With the shortened season coming to a close all too soon, it’s that time when fans of the beloved and holy ice sport will begin making their blanket statements on changes that would positively influence the game. Here are a few of mine.
After the millennium’s first NHL lockout, the league dropped ties and there was much rejoicing. They replaced it an event typically only All-Star Skills Challenges and climaxes in Disney movies . This would be like going into baseball, removing extra innings and replacing it with the Home Run Derby. This would be like going to the NBA and deciding ties over a game of horse. This is like having the NFL with a 15:00 overtime. It’s boring. People want more game. Keep the first five minutes overtime the same. Then give the guys a lot more space. Overtime breakaway goals will become a staple.
Dropping Hockey’s Charity Point
While I’ve never liked the shootout, I know that it’s here to stay and it will probably be a while before (if) we see the NHL add more hockey to games. Thus, I’m willing to concede this option for a change in the points system. This isn’t a novel concept , but I think it’s worth another look. For those that didn’t click the link, teams currently receive two points for an outright win, no points for a loss, and one point for clinging to life into overtime. This gives a team no incentive to try hard in a tie game. The end-of-game hockey stalemate leads to a quotidian match, unenjoyable by the fans and the players. Giving players the incentive to score would lead to actual endgame tactics that are intellectually and physically challenging.
Unwashing Icing for the Penalty Kill
As it currently stands in the rule book, when a team goes on the PK, they are no longer subjected to icing, leading to frenetic chases to the puck on the short-handed end to clear it the size of the rink.

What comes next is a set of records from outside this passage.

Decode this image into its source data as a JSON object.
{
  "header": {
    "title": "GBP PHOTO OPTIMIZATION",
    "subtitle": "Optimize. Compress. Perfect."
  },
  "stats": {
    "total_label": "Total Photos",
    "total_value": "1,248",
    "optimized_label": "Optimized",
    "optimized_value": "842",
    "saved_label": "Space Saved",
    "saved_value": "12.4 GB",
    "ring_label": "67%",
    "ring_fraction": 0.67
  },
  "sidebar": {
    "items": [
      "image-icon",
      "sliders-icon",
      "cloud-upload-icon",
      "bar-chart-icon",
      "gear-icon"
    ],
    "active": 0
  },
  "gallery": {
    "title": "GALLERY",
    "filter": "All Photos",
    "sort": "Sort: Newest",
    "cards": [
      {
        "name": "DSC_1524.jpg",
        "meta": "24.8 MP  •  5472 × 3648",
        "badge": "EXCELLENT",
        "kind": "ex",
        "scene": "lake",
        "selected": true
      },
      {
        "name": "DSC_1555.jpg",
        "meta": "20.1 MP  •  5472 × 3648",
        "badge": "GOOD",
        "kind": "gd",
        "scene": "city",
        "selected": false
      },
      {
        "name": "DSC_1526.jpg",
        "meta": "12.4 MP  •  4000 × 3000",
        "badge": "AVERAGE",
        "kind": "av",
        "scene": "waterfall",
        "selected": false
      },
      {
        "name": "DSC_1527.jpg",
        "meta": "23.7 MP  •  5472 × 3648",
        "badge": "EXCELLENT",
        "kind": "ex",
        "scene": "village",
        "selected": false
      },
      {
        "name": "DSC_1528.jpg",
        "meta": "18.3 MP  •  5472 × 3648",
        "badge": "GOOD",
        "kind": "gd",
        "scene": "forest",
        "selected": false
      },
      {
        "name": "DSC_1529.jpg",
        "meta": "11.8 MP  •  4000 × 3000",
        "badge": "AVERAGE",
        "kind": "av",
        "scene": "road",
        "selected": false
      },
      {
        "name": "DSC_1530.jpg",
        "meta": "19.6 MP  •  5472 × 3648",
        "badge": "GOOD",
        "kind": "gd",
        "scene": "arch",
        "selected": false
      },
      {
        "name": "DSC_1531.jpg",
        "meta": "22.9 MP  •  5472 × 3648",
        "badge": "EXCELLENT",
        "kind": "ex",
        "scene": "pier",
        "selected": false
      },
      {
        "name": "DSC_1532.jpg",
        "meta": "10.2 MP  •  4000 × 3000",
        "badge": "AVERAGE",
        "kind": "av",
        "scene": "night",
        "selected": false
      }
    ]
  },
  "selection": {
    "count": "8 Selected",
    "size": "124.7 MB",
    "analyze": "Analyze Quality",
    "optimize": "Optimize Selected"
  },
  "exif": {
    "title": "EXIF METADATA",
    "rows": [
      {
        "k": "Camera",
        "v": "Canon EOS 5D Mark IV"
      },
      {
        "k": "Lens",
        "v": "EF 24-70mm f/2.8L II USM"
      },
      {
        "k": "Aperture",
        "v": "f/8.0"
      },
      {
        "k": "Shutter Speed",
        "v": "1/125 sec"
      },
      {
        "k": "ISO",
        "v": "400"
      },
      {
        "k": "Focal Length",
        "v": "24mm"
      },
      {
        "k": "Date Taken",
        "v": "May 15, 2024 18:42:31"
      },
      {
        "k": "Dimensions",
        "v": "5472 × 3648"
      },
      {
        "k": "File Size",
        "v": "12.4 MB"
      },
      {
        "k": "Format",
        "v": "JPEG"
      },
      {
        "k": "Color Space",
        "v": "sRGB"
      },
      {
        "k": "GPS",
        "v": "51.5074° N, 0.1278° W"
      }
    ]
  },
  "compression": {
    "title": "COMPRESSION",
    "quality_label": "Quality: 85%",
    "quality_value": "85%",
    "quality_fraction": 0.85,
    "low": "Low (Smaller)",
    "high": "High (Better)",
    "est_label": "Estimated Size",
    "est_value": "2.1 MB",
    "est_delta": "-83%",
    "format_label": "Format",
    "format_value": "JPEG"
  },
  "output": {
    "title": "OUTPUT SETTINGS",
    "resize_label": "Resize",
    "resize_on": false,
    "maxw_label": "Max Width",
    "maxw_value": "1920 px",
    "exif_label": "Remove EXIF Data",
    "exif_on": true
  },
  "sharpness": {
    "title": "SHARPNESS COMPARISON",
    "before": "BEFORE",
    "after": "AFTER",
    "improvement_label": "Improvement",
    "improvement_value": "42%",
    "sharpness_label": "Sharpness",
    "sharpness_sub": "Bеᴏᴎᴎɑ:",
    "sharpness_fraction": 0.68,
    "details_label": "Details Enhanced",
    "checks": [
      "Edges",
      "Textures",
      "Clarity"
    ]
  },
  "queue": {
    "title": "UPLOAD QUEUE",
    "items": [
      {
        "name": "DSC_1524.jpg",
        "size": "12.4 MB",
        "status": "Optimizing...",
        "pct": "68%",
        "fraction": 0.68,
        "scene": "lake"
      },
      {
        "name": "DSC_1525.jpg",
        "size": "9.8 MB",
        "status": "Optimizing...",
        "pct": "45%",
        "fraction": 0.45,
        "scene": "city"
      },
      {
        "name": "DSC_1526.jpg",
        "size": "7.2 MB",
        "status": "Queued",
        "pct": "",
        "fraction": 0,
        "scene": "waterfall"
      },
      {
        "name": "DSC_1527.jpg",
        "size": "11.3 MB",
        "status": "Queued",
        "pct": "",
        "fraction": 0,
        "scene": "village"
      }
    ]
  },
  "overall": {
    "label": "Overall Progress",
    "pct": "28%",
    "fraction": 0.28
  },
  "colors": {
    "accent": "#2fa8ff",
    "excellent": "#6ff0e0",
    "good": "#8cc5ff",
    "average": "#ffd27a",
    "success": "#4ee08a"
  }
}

Outside of a team playing in the PNC Arena, you’re effectively rewarding the team that just took a penalty. This is like handing someone an answer sheet after they get caught cheating on a test. It doesn’t really teach them a lesson. The thought here is that defending teams are relegated to aiming to the red line, attacking teams will have more opportunity to score.
Increasing Rink Size to International Standards
International hockey is played on a sheet of ice that is nearly twenty feet wider than its NHL equivalent. A wider pond would give players a lot more room, enabling more plays, opportunities to catch sleeping goalies from behind the net . This is where I lose stadium owners. This would heavily affect seating on the front rows, directly hurting how many high-income season ticket holders they can serve in their arenas. However, this is America, and I think I can sell them on the idea of a bigger is better. I would just start with Jerry Jones, have him buy the Dallas Stars and persuade him he can’t have a big screen television the size of Japan without a rink the size of Japan with it.
Widening the Goal Mouth
This is where I lose the purists or they begin sending hate mail while I wake up next to half of a hockey stick. Our friends at QuantHockey show that scoring is down immensely since the 80s. This is due to better defenses, faster goaltenders, and the retirement of Wayne Gretzky. Of these problems, the easiest to change is the goaltending situation. I know how sacred the twenty-four square feet of netminding space is to casual enthusiasts and hardcore hockey fans, but at a time when people are losing faith in the league, it’s of utmost importance to win back and win over everybody we possibly can. The best offense is a great offense. Increase scoring, increase ratings, increase fans. Phoenix will be most overjoyed.